● DATASET RECORDS
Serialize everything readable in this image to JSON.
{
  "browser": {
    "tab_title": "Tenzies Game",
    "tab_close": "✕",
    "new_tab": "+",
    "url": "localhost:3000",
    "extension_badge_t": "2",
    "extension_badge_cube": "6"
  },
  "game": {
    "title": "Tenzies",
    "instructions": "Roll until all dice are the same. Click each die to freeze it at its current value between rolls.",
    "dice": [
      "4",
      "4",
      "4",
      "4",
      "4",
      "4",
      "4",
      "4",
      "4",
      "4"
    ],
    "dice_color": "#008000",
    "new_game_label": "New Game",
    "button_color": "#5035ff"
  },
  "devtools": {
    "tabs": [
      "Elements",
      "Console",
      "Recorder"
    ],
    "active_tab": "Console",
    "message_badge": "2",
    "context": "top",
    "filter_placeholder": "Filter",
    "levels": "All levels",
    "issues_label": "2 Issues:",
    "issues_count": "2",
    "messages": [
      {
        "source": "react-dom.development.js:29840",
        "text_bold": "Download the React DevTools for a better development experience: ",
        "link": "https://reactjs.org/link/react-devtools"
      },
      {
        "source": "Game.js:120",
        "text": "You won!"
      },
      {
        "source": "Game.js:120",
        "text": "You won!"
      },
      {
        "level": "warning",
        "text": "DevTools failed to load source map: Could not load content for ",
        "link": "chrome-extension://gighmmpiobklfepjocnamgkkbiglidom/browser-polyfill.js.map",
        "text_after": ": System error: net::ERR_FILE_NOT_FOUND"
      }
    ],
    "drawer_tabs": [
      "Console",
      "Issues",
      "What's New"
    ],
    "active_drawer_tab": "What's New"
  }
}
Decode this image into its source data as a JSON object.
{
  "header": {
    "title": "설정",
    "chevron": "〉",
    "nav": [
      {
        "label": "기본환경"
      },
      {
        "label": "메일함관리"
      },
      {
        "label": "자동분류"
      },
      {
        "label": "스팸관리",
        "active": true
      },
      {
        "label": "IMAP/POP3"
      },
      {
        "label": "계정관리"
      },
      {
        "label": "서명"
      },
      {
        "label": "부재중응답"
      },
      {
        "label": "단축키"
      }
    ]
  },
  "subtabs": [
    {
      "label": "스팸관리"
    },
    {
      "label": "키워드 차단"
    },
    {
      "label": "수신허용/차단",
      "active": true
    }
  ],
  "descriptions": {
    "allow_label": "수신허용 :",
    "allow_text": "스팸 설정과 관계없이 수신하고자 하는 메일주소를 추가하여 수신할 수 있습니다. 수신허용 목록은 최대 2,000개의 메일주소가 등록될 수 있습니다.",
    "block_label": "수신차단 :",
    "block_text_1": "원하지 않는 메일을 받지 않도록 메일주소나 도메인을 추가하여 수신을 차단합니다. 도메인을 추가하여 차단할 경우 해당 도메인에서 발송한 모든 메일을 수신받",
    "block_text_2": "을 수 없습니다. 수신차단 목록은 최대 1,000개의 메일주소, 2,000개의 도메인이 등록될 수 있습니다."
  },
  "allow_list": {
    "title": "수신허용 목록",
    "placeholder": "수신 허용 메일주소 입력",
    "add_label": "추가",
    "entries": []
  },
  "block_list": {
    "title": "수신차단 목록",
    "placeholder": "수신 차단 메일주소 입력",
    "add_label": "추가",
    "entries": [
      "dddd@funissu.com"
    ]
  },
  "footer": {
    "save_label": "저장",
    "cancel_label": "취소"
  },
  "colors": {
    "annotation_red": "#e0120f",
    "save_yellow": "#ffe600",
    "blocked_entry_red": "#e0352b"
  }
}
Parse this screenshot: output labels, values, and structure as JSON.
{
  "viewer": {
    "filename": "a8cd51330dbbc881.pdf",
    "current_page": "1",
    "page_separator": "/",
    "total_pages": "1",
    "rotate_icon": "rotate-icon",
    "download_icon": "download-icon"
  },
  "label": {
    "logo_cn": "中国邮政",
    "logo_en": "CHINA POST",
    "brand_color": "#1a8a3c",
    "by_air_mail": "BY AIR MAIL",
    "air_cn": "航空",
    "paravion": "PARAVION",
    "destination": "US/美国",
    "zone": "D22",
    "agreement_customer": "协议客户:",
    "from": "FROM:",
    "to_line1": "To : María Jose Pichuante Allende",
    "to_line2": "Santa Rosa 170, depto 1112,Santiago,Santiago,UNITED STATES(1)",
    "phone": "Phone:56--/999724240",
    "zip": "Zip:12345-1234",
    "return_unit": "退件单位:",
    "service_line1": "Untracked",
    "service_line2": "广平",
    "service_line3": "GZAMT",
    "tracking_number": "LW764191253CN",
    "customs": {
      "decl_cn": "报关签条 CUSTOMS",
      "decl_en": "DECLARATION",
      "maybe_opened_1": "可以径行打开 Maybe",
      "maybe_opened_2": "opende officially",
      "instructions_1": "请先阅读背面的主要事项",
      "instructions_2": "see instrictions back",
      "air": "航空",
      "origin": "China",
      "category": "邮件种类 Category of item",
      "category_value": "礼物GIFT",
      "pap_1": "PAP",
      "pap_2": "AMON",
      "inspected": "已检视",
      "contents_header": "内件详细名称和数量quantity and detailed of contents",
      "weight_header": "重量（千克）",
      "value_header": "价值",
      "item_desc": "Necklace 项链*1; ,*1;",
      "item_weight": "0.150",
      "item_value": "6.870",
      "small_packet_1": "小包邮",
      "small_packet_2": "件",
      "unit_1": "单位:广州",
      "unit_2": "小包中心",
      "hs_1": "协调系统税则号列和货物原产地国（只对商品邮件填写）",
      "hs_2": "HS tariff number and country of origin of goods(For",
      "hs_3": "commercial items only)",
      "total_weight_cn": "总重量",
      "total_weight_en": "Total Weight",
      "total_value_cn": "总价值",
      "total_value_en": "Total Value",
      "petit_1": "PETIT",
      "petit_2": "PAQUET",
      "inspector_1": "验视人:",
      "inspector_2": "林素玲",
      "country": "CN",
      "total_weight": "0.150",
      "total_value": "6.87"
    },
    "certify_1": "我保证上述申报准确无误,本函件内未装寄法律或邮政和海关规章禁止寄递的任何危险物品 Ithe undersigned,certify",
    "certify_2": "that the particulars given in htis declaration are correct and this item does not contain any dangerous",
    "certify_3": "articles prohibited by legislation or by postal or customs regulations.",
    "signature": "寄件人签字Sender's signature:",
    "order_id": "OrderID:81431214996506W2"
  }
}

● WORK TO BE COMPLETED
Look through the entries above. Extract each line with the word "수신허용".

● WRITTEN SOLUTION
      "label": "수신허용/차단",
    "allow_label": "수신허용 :",
    "allow_text": "스팸 설정과 관계없이 수신하고자 하는 메일주소를 추가하여 수신할 수 있습니다. 수신허용 목록은 최대 2,000개의 메일주소가 등록될 수 있습니다.",
    "title": "수신허용 목록",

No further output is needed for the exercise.